In the past, I have enjoyed traveling the scenic and majestic Blue Ridge Parkway and the connected Skyline Drive in the Blue Ridge Mountains. For several years, I have wanted to “travel the Trace” in expectation of finding equally scenic and majestic wonders. I don’t know if it was serendipity, or a subconscious internal navigational buoy, directing my meandering path through middle Tennessee to an intersection near Pasquo. But I do know I didn’t have to toss a coin to determine if I would jump on the Trace and follow that single roadway for the next 444 miles. With only two lanes of winding road, a strictly enforced 50-mph speed limit, and all public restrooms closed due to the Hysteria-20 virus, this was going to be some trip.
As anticipated, I stopped at majestic waterfalls, scenic vistas, and all manner of historic locations. One notable stop was at the grave of Meriwether Lewis (of Lewis and Clark fame). In 1809, Lewis was traveling the Trace on his way to Washington, D.C., and stopped for the night at an inn known as Grinder’s Stand. He ate a hearty meal, bid the innkeeper good evening, and retired for the night.
Later, several shots rang out and Lewis was found alive, but with a shot to the stomach, another shot to the head, a knife wound, and his money was missing. Unfortunately, his wounds were too severe and he succumbed before sunrise. Meriwether Lewis’ death was both ruled as suicides, and Lewis was buried just a few short yards from the still-standing inn at Grinder’s Stand.
As mentioned before, I was aware of the Natchez Trace Parkway and have periodically researched things to do, places to go, and where to lay my weary head for the night. I knew of a little place and, in spite of the short notice, called ahead in hopes of making a reservation for the evening. Lemonade out of lemons, the Pandemonium-20 virus had left them with open accommodations.
My call was to Miss Monetta’s cottages in Collinwood, Tennessee, and I reserved an immaculately quaint, three-bedroom cottage — for only $60. Yes, that is correct — it is NOT a typo — a house for only 60 bucks! The proprietors, Larry and Diane Butler, are welcoming, salt-of-the-earth folks, and when I called, Mrs. Butler inquired as to how long I would be staying. I answered that I would be there for just one night, and her reply was a forlorn, “Well, that isn’t even enough time to talk.”
Her friendly comment made me want to consider staying longer — but when I got to Collinwood, I realized “talking” was the only thing the town had to offer.
Come back and visit with me next week.

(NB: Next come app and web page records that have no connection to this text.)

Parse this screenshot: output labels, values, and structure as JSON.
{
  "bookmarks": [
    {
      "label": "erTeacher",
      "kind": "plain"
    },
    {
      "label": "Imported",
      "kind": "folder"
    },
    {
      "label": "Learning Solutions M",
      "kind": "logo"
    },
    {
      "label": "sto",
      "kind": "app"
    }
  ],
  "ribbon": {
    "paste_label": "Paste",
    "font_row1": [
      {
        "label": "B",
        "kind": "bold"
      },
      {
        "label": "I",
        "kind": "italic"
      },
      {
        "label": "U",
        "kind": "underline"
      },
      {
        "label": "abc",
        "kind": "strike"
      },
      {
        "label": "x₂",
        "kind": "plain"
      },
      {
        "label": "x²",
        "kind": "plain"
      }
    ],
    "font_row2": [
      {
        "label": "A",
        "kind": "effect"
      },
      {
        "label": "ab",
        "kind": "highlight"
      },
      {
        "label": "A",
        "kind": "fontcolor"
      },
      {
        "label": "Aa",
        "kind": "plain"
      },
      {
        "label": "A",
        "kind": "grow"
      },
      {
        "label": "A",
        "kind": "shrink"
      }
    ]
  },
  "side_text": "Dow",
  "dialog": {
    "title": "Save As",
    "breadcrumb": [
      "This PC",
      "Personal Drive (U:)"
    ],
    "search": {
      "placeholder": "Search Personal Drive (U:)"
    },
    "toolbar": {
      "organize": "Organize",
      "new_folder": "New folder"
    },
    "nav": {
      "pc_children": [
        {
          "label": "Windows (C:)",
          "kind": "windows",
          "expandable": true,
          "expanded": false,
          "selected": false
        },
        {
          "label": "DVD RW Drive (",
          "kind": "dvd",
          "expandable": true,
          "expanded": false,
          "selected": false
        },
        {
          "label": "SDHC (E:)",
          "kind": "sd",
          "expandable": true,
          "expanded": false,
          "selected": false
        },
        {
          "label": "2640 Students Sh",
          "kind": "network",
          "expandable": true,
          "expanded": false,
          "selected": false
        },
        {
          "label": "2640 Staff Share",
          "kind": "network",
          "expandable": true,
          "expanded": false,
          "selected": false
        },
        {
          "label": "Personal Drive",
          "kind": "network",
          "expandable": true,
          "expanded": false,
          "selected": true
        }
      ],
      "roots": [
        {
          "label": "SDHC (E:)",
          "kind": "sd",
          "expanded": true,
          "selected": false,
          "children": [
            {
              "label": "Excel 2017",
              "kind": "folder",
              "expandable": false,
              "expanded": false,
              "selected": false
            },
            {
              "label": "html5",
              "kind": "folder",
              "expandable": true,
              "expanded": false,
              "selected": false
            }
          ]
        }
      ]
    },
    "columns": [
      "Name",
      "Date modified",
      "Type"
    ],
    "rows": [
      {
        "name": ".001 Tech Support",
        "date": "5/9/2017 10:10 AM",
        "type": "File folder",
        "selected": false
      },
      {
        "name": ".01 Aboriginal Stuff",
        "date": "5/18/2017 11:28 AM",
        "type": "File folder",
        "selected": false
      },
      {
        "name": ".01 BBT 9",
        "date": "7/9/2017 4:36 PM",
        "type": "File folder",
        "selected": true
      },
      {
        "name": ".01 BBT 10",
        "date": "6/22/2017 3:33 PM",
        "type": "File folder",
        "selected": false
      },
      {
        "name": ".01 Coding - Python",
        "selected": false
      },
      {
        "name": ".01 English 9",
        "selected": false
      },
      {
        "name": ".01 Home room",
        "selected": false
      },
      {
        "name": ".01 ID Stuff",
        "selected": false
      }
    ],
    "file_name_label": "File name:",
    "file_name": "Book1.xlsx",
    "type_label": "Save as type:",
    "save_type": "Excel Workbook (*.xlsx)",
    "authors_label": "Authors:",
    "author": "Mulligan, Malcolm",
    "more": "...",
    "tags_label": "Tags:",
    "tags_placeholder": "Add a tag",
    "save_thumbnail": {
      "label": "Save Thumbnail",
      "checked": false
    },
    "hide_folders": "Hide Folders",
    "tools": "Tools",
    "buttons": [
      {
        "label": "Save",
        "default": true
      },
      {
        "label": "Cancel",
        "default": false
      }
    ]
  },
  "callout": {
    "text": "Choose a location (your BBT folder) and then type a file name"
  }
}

I’ll tell you a little more about Miss Monetta’s Cottages, Collinwood, Tennessee, and the Natchez Trace Parkway.